[Dataset rows for apps and sites]
══════

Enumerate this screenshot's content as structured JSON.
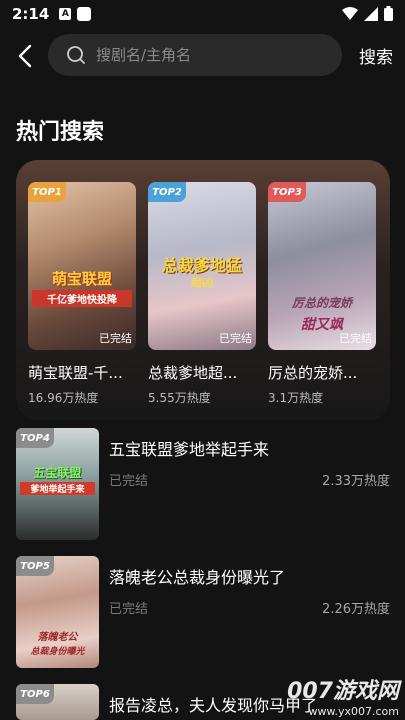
{
  "status_bar": {
    "time": "2:14",
    "icon_a": "A"
  },
  "search": {
    "placeholder": "搜剧名/主角名",
    "button": "搜索"
  },
  "section_title": "热门搜索",
  "top_cards": [
    {
      "rank": "TOP1",
      "title": "萌宝联盟-千...",
      "heat": "16.96万热度",
      "status": "已完结",
      "art_text": "萌宝联盟",
      "art_sub": "千亿爹地快投降",
      "badge_color": "#e8a33c"
    },
    {
      "rank": "TOP2",
      "title": "总裁爹地超...",
      "heat": "5.55万热度",
      "status": "已完结",
      "art_text": "总裁爹地猛",
      "art_sub": "超凶",
      "badge_color": "#4aa3d8"
    },
    {
      "rank": "TOP3",
      "title": "厉总的宠娇...",
      "heat": "3.1万热度",
      "status": "已完结",
      "art_text": "厉总的宠娇",
      "art_sub": "甜又飒",
      "badge_color": "#e05a5a"
    }
  ],
  "list_items": [
    {
      "rank": "TOP4",
      "title": "五宝联盟爹地举起手来",
      "status": "已完结",
      "heat": "2.33万热度",
      "art_text": "五宝联盟",
      "art_sub": "爹地举起手来"
    },
    {
      "rank": "TOP5",
      "title": "落魄老公总裁身份曝光了",
      "status": "已完结",
      "heat": "2.26万热度",
      "art_text": "落魄老公",
      "art_sub": "总裁身份曝光"
    },
    {
      "rank": "TOP6",
      "title": "报告凌总，夫人发现你马甲了",
      "status": "",
      "heat": "",
      "art_text": "",
      "art_sub": ""
    }
  ],
  "watermark": {
    "main": "007游戏网",
    "sub": "www.yx007.com"
  }
}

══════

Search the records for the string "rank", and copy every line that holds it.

RESPONSE =
      "rank": "TOP1",
      "rank": "TOP2",
      "rank": "TOP3",
      "rank": "TOP4",
      "rank": "TOP5",
      "rank": "TOP6",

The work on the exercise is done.